| What the exercise asks |
Repeat the listing verbatim. Drop any pictures.

═══ Provided records ═══

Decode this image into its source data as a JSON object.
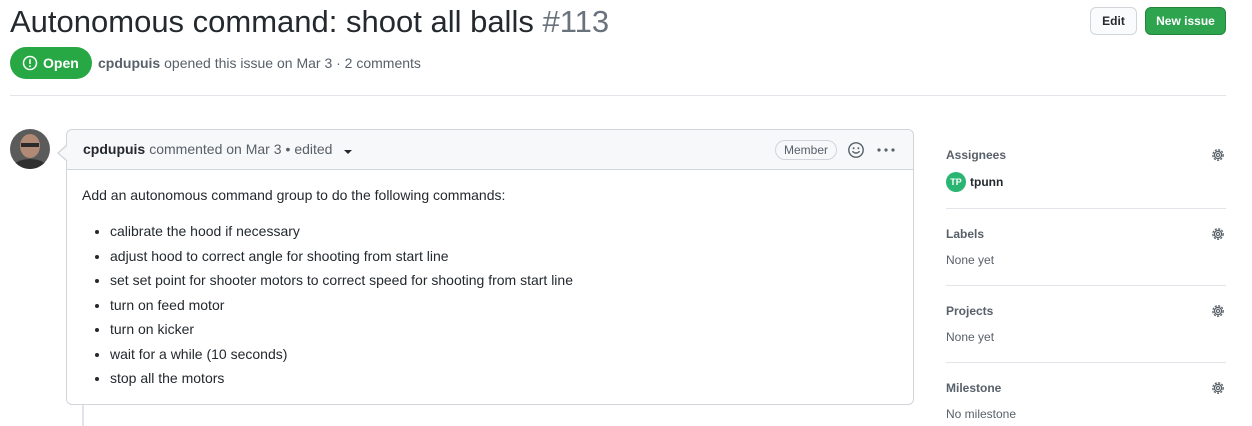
{
  "issue": {
    "title": "Autonomous command: shoot all balls",
    "number": "#113",
    "state": "Open",
    "author": "cpdupuis",
    "meta_text": "opened this issue on Mar 3 · 2 comments"
  },
  "header_actions": {
    "edit_label": "Edit",
    "new_issue_label": "New issue"
  },
  "comment": {
    "author": "cpdupuis",
    "action_text": "commented on Mar 3",
    "edited_text": "• edited",
    "role_badge": "Member",
    "body_intro": "Add an autonomous command group to do the following commands:",
    "items": [
      "calibrate the hood if necessary",
      "adjust hood to correct angle for shooting from start line",
      "set set point for shooter motors to correct speed for shooting from start line",
      "turn on feed motor",
      "turn on kicker",
      "wait for a while (10 seconds)",
      "stop all the motors"
    ]
  },
  "sidebar": {
    "assignees": {
      "heading": "Assignees",
      "user": "tpunn",
      "avatar_initials": "TP"
    },
    "labels": {
      "heading": "Labels",
      "value": "None yet"
    },
    "projects": {
      "heading": "Projects",
      "value": "None yet"
    },
    "milestone": {
      "heading": "Milestone",
      "value": "No milestone"
    }
  },
  "colors": {
    "open_green": "#28a745",
    "new_issue_green": "#2ea44f",
    "assignee_avatar": "#2ab573"
  },
  "icons": [
    "issue-opened-icon",
    "caret-down-icon",
    "smiley-icon",
    "kebab-horizontal-icon",
    "gear-icon"
  ]
}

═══

| Result |
Decode this image into its source data as a JSON object.
{
  "issue": {
    "title": "Autonomous command: shoot all balls",
    "number": "#113",
    "state": "Open",
    "author": "cpdupuis",
    "meta_text": "opened this issue on Mar 3 · 2 comments"
  },
  "header_actions": {
    "edit_label": "Edit",
    "new_issue_label": "New issue"
  },
  "comment": {
    "author": "cpdupuis",
    "action_text": "commented on Mar 3",
    "edited_text": "• edited",
    "role_badge": "Member",
    "body_intro": "Add an autonomous command group to do the following commands:",
    "items": [
      "calibrate the hood if necessary",
      "adjust hood to correct angle for shooting from start line",
      "set set point for shooter motors to correct speed for shooting from start line",
      "turn on feed motor",
      "turn on kicker",
      "wait for a while (10 seconds)",
      "stop all the motors"
    ]
  },
  "sidebar": {
    "assignees": {
      "heading": "Assignees",
      "user": "tpunn",
      "avatar_initials": "TP"
    },
    "labels": {
      "heading": "Labels",
      "value": "None yet"
    },
    "projects": {
      "heading": "Projects",
      "value": "None yet"
    },
    "milestone": {
      "heading": "Milestone",
      "value": "No milestone"
    }
  },
  "colors": {
    "open_green": "#28a745",
    "new_issue_green": "#2ea44f",
    "assignee_avatar": "#2ab573"
  },
  "icons": [
    "issue-opened-icon",
    "caret-down-icon",
    "smiley-icon",
    "kebab-horizontal-icon",
    "gear-icon"
  ]
}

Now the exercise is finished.